Y.L. acknowledges the National Science Foundation Graduate Fellowship Program for funding and M. Hanna for fruitful discussions. H.-W.L. acknowledges the Basic Science Research Program through the National Research Foundation of Korea (NRF) funded by the Ministry of Education, Science and Technology (contract no. 2012038593). Y.C. acknowledges the support from the Assistant Secretary for Energy Efficiency and Renewable Energy, Office of Vehicle Technologies of the US Department of Energy under the Battery Materials Research (BMR) Program.

Author information

Affiliations

Authors

Contributions

Y.L., K.Y. and Y.C. conceived and designed the experiments. Y.L. and K.Y. carried out materials synthesis and electrochemical characterization. Z.L. and N.L. participated in part of the synthesis and materials characterization. H.-W.L. and Y.L. conducted in situ TEM lithiation and electrical measurements. Y.L., K.Y. and Y.C. co-wrote the paper. All authors discussed the results and commented on the manuscript.

Corresponding author

Correspondence to Yi Cui.

Ethics declarations

Competing interests

The authors declare no competing financial interests.

Supplementary information

Supplementary Information

Supplementary Methods, Supplementary Figures 1-13, Supplementary. (PDF 1406 kb)

Supplementary Video 1

External load testing for empty amorphous carbon shell. The fragile coating breaks after only a slight deformation. (MP4 1577 kb)

Supplementary Video 2

External load testing for empty graphene cage. Despite extreme compression, the graphene cage is able to fully collapse its shape and still returns to its original structure after deloading. (MP4 2429 kb)

Supplementary Video 3

Lithiation of a graphene-encapsulated SiMP. Note that the particle expansion and fracture are quite violent and anisotropic. Despite this, the graphene cage remains undamaged and electrically connects the fractured particles within.

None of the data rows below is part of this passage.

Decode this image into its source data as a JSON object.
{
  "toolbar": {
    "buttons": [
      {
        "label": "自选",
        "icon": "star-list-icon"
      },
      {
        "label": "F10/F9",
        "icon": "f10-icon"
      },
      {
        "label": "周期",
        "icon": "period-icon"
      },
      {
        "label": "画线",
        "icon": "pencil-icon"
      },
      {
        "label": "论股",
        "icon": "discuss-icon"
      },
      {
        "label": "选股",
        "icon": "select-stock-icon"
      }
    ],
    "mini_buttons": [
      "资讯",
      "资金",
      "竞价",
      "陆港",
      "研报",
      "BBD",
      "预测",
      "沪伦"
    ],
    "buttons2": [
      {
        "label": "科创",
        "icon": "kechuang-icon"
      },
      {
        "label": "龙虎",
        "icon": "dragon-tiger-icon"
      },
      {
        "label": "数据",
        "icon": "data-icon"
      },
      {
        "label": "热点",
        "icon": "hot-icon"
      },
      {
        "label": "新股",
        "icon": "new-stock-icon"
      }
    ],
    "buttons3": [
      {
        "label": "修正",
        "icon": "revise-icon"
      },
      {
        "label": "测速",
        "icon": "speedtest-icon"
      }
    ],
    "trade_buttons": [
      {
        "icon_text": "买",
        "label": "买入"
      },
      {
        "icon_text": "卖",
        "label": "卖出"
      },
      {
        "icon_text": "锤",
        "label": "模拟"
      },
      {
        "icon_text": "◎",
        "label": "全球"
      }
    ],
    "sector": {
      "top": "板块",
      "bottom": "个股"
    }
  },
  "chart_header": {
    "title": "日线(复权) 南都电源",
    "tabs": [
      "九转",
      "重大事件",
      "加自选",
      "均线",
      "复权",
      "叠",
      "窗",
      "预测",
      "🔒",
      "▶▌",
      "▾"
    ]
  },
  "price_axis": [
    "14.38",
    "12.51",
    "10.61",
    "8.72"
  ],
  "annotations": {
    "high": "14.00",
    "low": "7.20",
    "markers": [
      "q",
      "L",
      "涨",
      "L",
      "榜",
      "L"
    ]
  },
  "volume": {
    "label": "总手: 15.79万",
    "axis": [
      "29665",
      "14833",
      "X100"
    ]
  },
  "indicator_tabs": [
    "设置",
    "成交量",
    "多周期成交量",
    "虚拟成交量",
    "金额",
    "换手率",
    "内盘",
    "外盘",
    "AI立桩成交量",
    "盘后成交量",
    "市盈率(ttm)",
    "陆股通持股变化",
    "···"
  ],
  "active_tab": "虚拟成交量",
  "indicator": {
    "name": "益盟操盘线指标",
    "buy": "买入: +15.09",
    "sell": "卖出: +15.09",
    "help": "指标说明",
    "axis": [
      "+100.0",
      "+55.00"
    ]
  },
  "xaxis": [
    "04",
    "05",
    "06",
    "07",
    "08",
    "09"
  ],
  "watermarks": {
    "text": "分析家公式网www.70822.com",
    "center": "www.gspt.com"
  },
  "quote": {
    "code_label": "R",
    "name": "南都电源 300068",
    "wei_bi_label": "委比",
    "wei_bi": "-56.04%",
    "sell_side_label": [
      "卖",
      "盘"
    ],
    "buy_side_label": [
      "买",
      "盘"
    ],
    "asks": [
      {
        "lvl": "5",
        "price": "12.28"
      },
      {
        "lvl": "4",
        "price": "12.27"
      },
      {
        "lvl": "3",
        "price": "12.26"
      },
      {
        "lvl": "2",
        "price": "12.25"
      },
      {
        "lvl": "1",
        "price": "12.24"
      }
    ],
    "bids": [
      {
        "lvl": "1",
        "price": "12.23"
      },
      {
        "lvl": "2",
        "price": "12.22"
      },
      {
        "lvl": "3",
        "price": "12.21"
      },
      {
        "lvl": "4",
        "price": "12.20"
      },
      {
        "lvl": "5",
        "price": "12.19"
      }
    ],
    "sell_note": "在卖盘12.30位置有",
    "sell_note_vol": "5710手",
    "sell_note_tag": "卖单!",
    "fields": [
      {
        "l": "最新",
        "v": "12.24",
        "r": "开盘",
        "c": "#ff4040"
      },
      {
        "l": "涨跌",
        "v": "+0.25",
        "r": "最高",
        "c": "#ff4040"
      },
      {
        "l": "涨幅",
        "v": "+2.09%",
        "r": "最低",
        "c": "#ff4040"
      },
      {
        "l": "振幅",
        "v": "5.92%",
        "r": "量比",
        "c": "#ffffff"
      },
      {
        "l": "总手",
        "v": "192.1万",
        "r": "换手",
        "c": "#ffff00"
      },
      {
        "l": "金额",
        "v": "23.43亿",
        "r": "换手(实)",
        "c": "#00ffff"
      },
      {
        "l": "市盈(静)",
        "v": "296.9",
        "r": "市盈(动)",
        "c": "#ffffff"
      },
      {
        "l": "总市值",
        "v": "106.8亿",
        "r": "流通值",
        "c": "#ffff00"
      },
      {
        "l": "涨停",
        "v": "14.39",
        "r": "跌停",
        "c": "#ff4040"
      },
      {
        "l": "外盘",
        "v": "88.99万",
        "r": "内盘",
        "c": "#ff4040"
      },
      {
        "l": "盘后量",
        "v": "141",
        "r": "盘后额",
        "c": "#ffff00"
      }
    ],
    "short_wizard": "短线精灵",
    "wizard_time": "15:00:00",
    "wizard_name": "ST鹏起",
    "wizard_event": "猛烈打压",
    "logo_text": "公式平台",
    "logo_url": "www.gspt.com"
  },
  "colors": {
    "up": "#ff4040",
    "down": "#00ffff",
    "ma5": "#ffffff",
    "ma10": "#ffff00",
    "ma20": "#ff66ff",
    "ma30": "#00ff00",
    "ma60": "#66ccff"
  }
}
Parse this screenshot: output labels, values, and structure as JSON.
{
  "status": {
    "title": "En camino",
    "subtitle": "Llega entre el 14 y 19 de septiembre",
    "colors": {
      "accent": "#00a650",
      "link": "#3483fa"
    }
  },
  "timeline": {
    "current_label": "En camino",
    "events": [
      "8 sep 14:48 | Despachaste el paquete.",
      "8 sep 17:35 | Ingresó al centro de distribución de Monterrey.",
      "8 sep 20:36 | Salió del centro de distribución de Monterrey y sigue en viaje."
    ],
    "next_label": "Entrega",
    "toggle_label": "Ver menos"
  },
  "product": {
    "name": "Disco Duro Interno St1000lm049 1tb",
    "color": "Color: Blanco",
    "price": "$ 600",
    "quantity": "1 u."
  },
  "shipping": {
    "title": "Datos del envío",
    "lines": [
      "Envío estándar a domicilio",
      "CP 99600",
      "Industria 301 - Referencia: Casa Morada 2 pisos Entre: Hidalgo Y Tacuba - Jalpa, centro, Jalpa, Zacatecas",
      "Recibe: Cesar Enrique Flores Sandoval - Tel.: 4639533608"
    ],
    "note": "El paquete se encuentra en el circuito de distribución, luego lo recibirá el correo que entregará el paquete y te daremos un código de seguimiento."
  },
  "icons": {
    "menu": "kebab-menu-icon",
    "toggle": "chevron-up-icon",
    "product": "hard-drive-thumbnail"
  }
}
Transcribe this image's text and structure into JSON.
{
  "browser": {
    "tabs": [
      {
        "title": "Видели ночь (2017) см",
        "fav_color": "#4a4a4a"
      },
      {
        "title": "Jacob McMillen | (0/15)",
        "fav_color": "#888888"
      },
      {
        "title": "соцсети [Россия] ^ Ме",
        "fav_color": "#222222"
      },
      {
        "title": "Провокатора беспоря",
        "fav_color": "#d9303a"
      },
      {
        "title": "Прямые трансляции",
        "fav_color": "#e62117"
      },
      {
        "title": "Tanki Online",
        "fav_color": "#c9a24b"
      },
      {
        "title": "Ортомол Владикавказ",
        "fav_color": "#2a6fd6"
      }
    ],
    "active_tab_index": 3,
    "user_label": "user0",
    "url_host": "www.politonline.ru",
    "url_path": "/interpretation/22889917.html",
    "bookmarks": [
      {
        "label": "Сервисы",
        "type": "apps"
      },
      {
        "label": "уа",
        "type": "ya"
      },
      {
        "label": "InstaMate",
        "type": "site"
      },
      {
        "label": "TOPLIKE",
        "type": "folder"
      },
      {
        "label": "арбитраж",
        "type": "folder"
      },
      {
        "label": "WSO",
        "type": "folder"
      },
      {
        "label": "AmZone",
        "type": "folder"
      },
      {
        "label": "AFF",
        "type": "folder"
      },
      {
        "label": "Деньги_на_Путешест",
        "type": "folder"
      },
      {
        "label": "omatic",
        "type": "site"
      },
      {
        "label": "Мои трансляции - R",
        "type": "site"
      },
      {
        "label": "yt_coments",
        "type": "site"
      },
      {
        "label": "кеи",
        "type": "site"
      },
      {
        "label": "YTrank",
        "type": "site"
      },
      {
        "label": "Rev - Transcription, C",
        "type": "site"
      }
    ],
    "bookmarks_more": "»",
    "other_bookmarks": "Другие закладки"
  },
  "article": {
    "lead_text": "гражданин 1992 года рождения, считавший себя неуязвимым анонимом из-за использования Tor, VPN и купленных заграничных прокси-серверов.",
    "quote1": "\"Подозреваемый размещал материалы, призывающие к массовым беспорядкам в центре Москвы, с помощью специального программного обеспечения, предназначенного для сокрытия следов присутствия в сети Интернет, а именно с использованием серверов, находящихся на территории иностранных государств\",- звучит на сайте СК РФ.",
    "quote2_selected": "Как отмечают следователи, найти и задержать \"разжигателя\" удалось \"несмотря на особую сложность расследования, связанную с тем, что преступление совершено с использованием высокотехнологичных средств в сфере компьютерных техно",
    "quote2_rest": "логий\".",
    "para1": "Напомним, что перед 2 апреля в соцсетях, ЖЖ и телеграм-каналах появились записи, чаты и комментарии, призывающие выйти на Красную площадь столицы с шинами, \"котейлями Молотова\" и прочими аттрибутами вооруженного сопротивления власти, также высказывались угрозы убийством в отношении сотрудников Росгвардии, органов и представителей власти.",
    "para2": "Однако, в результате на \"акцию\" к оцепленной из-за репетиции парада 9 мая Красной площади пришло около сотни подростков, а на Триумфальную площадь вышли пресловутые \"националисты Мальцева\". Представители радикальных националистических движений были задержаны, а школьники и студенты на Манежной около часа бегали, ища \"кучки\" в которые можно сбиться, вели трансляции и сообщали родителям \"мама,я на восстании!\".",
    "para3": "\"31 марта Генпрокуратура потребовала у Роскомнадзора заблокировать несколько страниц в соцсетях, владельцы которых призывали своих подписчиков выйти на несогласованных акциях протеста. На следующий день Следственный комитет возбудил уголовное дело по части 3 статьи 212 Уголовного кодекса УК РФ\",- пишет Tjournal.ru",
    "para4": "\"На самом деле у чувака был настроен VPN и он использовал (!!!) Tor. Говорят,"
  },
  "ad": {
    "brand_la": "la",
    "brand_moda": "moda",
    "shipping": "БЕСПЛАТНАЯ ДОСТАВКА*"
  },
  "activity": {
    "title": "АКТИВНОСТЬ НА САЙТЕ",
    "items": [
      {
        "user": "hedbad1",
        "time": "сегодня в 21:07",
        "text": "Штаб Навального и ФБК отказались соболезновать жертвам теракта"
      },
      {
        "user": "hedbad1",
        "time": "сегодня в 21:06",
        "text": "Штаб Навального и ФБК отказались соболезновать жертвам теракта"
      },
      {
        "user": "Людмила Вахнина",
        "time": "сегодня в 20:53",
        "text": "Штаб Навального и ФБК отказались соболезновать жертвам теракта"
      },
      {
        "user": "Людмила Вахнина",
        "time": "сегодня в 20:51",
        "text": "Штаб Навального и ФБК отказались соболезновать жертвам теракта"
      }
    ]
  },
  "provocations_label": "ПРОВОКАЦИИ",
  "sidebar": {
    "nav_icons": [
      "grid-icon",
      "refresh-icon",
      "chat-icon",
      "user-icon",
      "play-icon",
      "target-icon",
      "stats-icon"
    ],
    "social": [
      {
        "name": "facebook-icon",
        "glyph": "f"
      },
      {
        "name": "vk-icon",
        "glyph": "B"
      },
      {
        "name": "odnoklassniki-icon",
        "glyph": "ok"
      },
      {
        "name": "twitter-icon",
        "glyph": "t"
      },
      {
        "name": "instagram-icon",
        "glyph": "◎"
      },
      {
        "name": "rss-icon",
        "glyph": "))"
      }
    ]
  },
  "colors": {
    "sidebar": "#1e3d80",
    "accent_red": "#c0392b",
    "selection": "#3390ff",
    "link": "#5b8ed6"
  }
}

Movie is x10 speed. (MOV 9095 kb)

Rights and permissions

Reprints and Permissions

About this article

Verify currency and authenticity via CrossMark

Cite this article

Li, Y., Yan, K., Lee, HW. et al. Growth of conformal graphene cages on micrometre-sized silicon particles as stable battery anodes. Nat Energy 1, 15029 (2016). https://doi.org/10.1038/nenergy.2015.29

Download citation

Further reading

Search

Quick links

Nature Briefing

Sign up for the Nature Briefing newsletter — what matters in science, free to your inbox daily.

Get the most important science stories of the day, free in your inbox. Sign up for Nature Briefing